Quite often graffiti artists are identified as vandals who defile public and private property and it is apparent that graffiti is deemed a controversial art form that continues to create conflict between law officials and the artists who want to exhibit their work in public locations.
Though I do agree that certain forms of graffiti, such as tagging, are a blot on the landscape I am a great admirer of street art that conveys the thoughts and feelings of the artist who created it.
One cannot, nowadays, mention the term ‘street art’ without mentioning ‘Banksy’. He is, and forever will be, one of my favourite street artists whose work is inspirational and thought-provoking, yet somewhat controversial.
In 2005, Banksy visited Israel’s West Bank barrier. Reaching nearly eight metres in height the barrier is deemed necessary for security by the Israelis against Palestinian terrorism, however for Palestinians it is known as the “separation” or “segregation” wall. For Palestinians the wall has become a blank canvas on which they write messages and construct images reflecting their day-to-day struggles and feelings of imprisonment (Leuenberger, 2011).
Though the paintings on the wall created by Banksy are not explicitly political in nature, his opinion surrounding the barriers existence is made apparent in the following statement:
“The Israeli government is building a wall surrounding the occupied Palestinian territories. It stands three times the height of the Berlin Wall and will eventually run for over 700km – the distance from London to Zurich. The wall is illegal under international law and essentially turns Palestine into the world’s largest open prison.” – Banksy (Jones, 2005)
The painting of the young girl looking upwards, floating, suspended above the ground only by balloons is, in my opinion, one of Banksy’s most beautiful creations.
The street artist is known for being quite reserved and rarely comments on the meaning behind his work; this leaves a lot of his paintings open to interpretation and it seems the mystery surrounding each creation only adds to the allure.
‘The Girl with the Balloons’, as it is situated on the Palestinian side of the West Bank wall, could represent hope; hope that one day the Palestinians will be able to overcome the segregation imposed by the barrier that stands in their way. Also, it is clear that the girl is a child perhaps signifying that it will be the children who will overcome these obstacles in the future, where they will finally be able to escape the prison to which they are now confined.

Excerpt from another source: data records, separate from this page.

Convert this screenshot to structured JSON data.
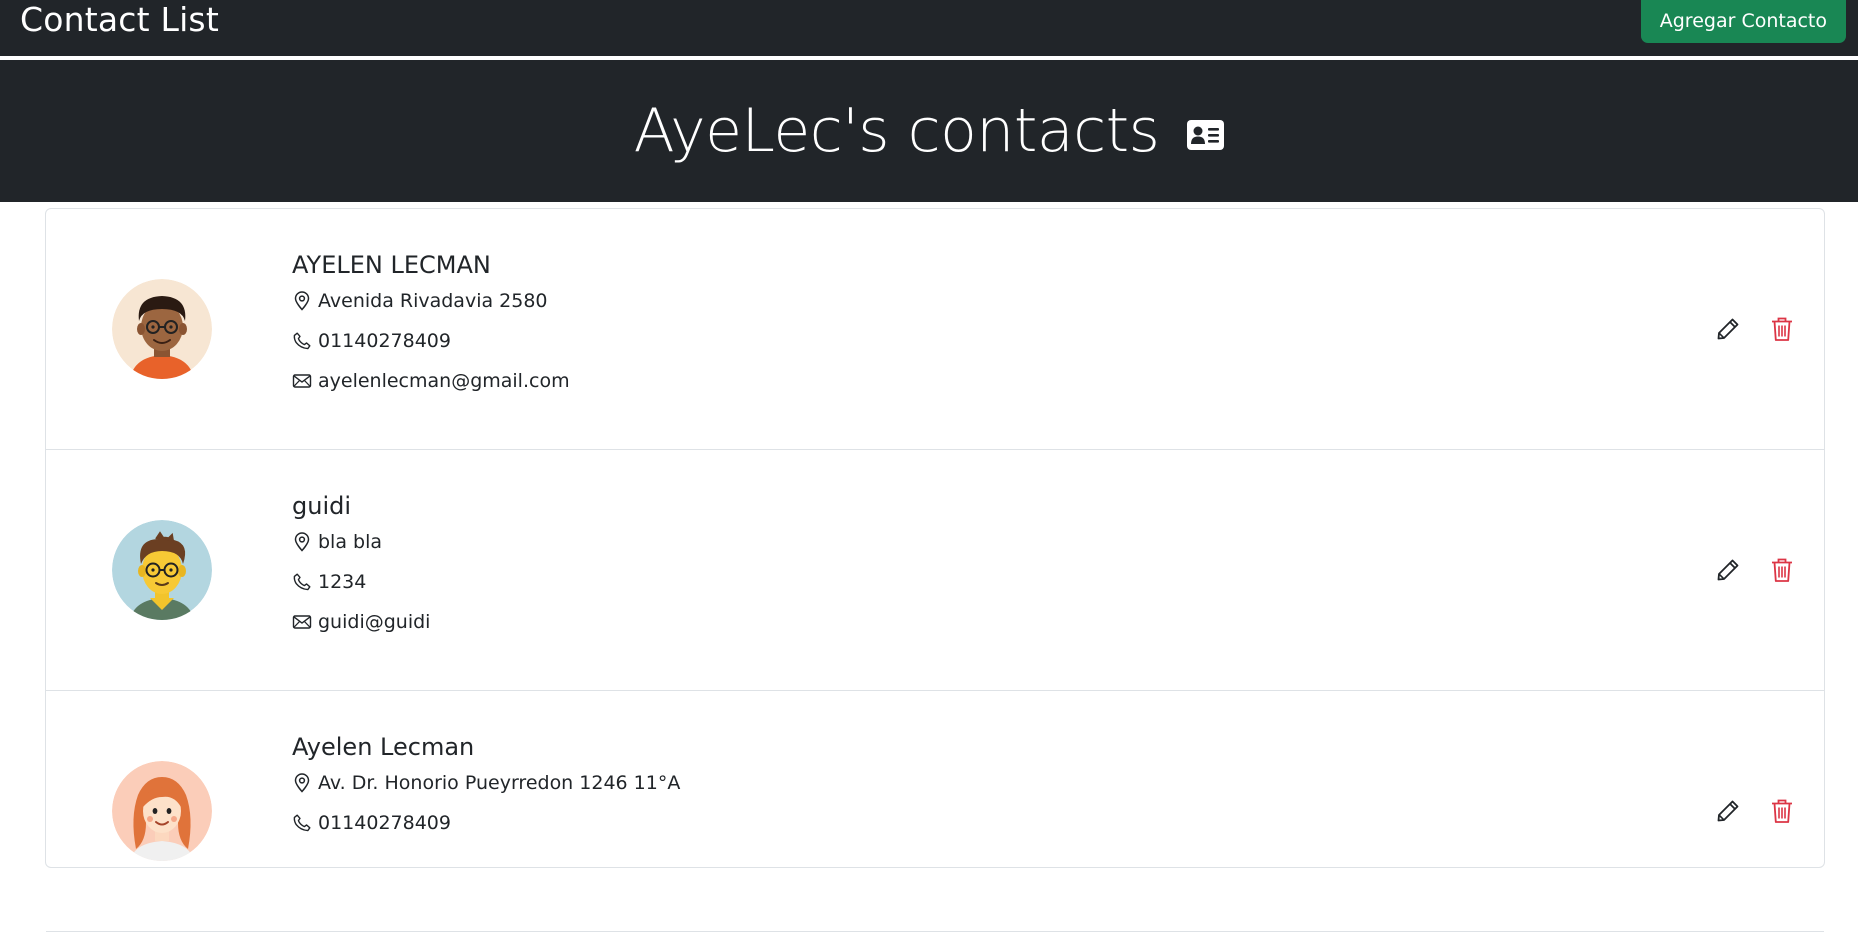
{
  "navbar": {
    "brand": "Contact List",
    "add_button_label": "Agregar Contacto"
  },
  "header": {
    "title": "AyeLec's contacts",
    "icon": "contact-card-icon"
  },
  "contacts": [
    {
      "name": "AYELEN LECMAN",
      "address": "Avenida Rivadavia 2580",
      "phone": "01140278409",
      "email": "ayelenlecman@gmail.com",
      "avatar_bg": "#f7e6d3"
    },
    {
      "name": "guidi",
      "address": "bla bla",
      "phone": "1234",
      "email": "guidi@guidi",
      "avatar_bg": "#b3d6e0"
    },
    {
      "name": "Ayelen Lecman",
      "address": "Av. Dr. Honorio Pueyrredon 1246 11°A",
      "phone": "01140278409",
      "avatar_bg": "#fbcdb9"
    }
  ],
  "colors": {
    "dark": "#212529",
    "success": "#198754",
    "danger": "#dc3545",
    "border": "#dee2e6"
  }
}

Whatever the true meaning behind Banksy’s painting, it is clear that the message is a positive one and I for one cannot wait for his next masterpiece.